[Entries from a dataset of interfaces]
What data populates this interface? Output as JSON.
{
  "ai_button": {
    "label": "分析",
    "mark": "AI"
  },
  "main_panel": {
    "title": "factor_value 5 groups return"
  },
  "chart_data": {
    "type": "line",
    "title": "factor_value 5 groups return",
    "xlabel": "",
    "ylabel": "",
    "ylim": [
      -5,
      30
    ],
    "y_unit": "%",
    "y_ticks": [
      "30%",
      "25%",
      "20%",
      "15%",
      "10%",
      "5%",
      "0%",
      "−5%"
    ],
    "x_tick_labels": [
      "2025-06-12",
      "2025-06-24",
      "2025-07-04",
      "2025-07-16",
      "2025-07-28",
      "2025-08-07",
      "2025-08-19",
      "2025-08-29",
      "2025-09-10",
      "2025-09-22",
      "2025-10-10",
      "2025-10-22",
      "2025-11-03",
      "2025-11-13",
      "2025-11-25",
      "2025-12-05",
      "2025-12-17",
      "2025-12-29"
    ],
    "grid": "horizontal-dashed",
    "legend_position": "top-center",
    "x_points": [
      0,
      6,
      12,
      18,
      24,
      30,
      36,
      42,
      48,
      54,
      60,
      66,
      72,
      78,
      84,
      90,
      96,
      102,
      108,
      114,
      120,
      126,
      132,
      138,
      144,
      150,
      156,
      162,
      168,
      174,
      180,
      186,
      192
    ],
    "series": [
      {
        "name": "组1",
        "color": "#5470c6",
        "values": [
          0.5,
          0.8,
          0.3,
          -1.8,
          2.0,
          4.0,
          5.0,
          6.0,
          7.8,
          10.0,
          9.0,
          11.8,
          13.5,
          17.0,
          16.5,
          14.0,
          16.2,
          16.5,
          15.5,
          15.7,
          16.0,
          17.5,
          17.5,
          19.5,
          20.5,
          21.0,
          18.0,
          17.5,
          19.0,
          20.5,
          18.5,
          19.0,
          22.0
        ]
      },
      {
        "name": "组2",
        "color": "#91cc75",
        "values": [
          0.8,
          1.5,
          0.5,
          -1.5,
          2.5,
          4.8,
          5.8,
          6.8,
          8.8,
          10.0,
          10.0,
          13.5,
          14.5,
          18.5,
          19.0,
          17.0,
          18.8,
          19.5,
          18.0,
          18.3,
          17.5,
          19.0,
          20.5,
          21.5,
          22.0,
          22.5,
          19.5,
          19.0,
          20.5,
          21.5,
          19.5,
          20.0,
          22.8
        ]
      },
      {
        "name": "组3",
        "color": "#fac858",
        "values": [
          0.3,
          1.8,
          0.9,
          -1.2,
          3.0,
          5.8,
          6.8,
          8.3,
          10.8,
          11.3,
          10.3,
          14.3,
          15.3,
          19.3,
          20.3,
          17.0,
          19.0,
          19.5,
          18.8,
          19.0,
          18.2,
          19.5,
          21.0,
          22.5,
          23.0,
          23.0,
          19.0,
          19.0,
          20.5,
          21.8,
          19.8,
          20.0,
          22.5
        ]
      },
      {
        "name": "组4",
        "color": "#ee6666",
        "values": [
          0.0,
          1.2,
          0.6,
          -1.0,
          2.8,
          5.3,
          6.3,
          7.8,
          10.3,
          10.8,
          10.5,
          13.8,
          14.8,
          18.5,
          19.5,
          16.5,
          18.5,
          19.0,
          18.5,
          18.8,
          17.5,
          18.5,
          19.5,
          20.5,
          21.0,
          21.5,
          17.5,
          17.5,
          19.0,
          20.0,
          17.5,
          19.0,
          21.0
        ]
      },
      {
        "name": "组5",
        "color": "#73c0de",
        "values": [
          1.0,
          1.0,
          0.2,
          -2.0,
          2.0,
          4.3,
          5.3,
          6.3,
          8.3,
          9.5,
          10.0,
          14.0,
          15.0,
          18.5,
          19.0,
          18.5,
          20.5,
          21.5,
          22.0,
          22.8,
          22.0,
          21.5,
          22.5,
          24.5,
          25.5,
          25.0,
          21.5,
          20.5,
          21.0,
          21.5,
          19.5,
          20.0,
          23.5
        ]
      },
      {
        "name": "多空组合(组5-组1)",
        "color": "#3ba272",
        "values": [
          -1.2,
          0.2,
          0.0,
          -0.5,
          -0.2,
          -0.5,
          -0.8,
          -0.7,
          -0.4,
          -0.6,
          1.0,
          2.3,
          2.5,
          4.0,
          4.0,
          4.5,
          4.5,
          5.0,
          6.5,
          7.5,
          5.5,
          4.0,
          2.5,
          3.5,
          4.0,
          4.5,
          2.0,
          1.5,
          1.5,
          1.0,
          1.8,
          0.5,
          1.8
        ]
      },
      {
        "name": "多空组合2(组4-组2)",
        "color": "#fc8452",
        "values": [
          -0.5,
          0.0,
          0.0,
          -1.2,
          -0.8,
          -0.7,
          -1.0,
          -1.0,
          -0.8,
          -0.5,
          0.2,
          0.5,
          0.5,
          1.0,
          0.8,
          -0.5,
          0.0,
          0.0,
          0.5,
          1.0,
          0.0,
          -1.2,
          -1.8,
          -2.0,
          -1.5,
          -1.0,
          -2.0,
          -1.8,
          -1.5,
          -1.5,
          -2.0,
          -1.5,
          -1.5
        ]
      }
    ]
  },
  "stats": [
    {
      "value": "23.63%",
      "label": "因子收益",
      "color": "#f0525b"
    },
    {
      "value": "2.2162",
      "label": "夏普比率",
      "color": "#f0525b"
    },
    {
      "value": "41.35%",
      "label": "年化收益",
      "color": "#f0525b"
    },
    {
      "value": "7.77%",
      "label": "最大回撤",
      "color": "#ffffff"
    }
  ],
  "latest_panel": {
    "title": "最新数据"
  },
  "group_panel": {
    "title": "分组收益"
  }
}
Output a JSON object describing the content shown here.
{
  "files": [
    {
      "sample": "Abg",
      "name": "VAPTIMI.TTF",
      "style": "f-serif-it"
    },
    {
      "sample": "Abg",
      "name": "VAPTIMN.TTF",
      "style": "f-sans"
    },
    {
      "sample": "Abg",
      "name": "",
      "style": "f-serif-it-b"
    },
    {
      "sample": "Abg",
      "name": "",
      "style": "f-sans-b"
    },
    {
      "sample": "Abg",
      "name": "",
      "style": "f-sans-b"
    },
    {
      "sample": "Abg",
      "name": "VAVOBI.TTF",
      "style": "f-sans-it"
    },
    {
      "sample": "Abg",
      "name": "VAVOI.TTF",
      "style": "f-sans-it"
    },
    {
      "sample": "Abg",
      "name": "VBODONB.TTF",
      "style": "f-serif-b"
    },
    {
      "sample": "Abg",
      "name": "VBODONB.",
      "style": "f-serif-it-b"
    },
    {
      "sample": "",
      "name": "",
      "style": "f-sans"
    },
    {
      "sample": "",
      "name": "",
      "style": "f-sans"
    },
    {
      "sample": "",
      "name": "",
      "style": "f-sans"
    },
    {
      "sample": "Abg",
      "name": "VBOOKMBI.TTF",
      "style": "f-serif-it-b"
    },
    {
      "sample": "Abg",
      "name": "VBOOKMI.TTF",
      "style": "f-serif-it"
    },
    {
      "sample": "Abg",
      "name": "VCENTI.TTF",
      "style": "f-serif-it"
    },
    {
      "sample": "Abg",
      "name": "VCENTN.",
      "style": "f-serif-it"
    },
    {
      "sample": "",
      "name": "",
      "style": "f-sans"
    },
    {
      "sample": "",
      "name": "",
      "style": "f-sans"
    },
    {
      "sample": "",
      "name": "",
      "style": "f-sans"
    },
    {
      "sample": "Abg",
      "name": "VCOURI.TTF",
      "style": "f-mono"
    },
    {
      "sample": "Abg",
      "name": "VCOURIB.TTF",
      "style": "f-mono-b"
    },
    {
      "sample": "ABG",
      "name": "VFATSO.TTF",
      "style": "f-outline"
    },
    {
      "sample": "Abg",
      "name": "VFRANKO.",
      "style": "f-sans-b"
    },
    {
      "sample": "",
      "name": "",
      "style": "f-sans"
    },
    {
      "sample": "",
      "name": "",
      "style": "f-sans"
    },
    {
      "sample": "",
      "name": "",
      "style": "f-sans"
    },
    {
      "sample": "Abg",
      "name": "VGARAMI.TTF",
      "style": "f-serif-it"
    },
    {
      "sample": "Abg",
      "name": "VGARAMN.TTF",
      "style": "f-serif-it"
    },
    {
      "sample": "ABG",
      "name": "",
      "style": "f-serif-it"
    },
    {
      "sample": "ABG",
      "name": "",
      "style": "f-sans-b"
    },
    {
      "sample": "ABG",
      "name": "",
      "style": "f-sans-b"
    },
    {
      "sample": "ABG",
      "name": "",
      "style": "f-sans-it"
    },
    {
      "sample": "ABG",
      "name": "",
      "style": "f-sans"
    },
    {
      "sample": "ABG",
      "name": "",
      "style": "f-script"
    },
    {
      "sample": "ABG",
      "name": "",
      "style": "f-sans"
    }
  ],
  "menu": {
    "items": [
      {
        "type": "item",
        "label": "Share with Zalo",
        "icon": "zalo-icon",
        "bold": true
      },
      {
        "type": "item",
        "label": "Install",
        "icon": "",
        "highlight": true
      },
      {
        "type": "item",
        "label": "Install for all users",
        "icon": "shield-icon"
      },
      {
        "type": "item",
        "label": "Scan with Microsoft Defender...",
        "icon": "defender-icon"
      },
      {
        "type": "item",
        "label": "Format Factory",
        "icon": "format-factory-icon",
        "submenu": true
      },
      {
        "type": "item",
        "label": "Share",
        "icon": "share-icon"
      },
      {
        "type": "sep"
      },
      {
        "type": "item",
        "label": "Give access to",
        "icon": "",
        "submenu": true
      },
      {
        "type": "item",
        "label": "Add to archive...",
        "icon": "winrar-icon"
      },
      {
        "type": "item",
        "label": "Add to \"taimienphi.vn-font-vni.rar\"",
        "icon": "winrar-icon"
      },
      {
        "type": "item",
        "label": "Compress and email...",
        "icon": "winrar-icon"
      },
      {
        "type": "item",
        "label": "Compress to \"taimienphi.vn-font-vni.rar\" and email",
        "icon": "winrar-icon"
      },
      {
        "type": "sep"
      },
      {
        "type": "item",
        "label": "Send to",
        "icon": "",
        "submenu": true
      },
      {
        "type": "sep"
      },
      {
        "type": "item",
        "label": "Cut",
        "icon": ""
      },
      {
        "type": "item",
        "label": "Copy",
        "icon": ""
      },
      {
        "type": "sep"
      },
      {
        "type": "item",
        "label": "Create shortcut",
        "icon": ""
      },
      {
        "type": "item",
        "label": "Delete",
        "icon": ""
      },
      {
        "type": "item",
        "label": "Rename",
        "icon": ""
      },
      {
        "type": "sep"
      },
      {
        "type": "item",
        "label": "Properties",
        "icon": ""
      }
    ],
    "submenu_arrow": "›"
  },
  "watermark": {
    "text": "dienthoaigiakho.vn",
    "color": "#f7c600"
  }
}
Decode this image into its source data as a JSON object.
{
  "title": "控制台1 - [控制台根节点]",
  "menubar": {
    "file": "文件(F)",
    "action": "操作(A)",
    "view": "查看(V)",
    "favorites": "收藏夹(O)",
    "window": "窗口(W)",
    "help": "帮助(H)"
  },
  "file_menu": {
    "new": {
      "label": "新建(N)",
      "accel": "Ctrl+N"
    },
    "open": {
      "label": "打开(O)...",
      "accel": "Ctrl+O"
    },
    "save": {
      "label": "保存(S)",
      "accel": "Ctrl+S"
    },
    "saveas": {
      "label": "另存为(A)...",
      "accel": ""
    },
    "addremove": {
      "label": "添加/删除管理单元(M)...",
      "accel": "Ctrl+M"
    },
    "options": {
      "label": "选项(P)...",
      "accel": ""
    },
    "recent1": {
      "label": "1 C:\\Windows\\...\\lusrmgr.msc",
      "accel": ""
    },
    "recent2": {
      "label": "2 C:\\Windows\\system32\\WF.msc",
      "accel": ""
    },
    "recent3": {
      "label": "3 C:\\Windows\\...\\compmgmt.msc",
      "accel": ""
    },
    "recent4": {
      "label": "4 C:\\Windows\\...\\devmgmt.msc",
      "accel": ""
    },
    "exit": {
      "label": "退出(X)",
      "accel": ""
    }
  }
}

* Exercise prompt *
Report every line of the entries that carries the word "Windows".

* Result for this exercise *
      "label": "1 C:\\Windows\\...\\lusrmgr.msc",
      "label": "2 C:\\Windows\\system32\\WF.msc",
      "label": "3 C:\\Windows\\...\\compmgmt.msc",
      "label": "4 C:\\Windows\\...\\devmgmt.msc",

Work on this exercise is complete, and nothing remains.